FACE

Legendary jazz guitarist Mac McKenzie is often credited with the re-emergence of goema, the unique music of Cape Town City. He is photographed in the bedroom of his home outside of Cape Town, South Africa in 2009.Photograph by Jesse Neider
  
  
Sloan Harris - Cancer Survivor and Marathon Swimmer for The Wall Street Journal
     
  
  
Poverty levels in Connecticut's major cities have soared during the economic downturn, exacerbating a divide that has long separated the state's wealthy suburbs from its poor urban centers. This is most notable in Hartford, where nearly half of the children live in poverty.Tameka Bailey, 23 years old, lives in the North End, where she raises her daughter, Sarenity, 4, and son, Nathaniel, 3. Tameka Bailey recently found temp work after a year of being on and off unemployment. Bailey is photographed at her grandmother's Hartford home in 2012 for The Wall Street Journal.Photograph by Jesse Neider
  
     
  
  
  
Ban Ki-moon - Secretary-General of the United Nations for The Washington Times
     
  
Connecticut Department of Tourism and Culture cuts in funding for the New York Times
  
  
Thomas Peterffy, founder and CEO of Interactive Brokers, has been voicing his opinion about the impact of high-frequency trading on the markets. Peterffy strongly believes that better monitoring and new regulations must be put in place because this form of trading has gone too far. Petterfy is photographed with his favorite riding horse, “Ophelia”, at his Greenwich, Conn estate on Tuesday, October 18, 2011.Jesse Neider for the Wall Street Journal
     
  
  
Amateur Boxer – New York
  
Jonathan Rubain, a young jazz bass guitarist, is photographed in his home in Hanover Park outside of Cape Town, South Africa.

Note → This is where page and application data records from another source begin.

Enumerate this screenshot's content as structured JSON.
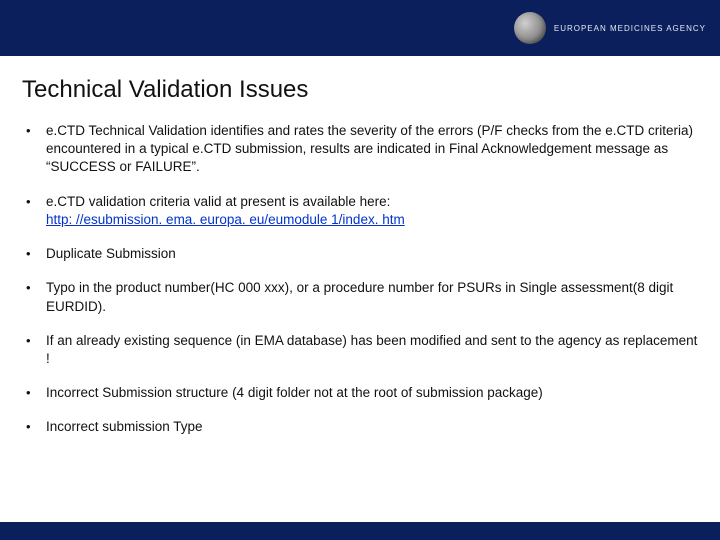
{
  "header": {
    "agency_label": "EUROPEAN MEDICINES AGENCY"
  },
  "title": "Technical Validation Issues",
  "bullets": [
    {
      "text": "e.CTD Technical Validation identifies and rates the severity of the errors (P/F checks from the e.CTD criteria) encountered in a typical e.CTD submission, results are indicated in Final Acknowledgement message as “SUCCESS or FAILURE”."
    },
    {
      "text": "e.CTD validation criteria valid at present is available here:",
      "link_text": "http: //esubmission. ema. europa. eu/eumodule 1/index. htm"
    },
    {
      "text": "Duplicate Submission"
    },
    {
      "text": "Typo in the product number(HC 000 xxx), or a procedure number for PSURs in Single assessment(8 digit EURDID)."
    },
    {
      "text": "If an already existing sequence (in EMA database) has been modified and sent to the agency as replacement !"
    },
    {
      "text": "Incorrect Submission structure (4 digit folder not at the root of submission package)"
    },
    {
      "text": "Incorrect submission Type"
    }
  ]
}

The Cape Flats (Afrikaans: Die Kaapse Vlakte) is an expansive, low-lying, flat area situated to the southeast of the central business district of Cape Town. To most people in Cape Town, the area is known simply as 'The Flats'.Described by some as 'apartheid's dumping ground', from the 1950s the area became home to people the apartheid government designated as non-White. Race-based legislation such as the Group Areas Act and pass laws either forced non-white people out of more central urban areas designated for white people and into government-built townships in the Flats, or made living in the area illegal, forcing many people designated as Black into informal settlements elsewhere in the Flats. The Flats have since then been home to much of the population of Greater Cape Town.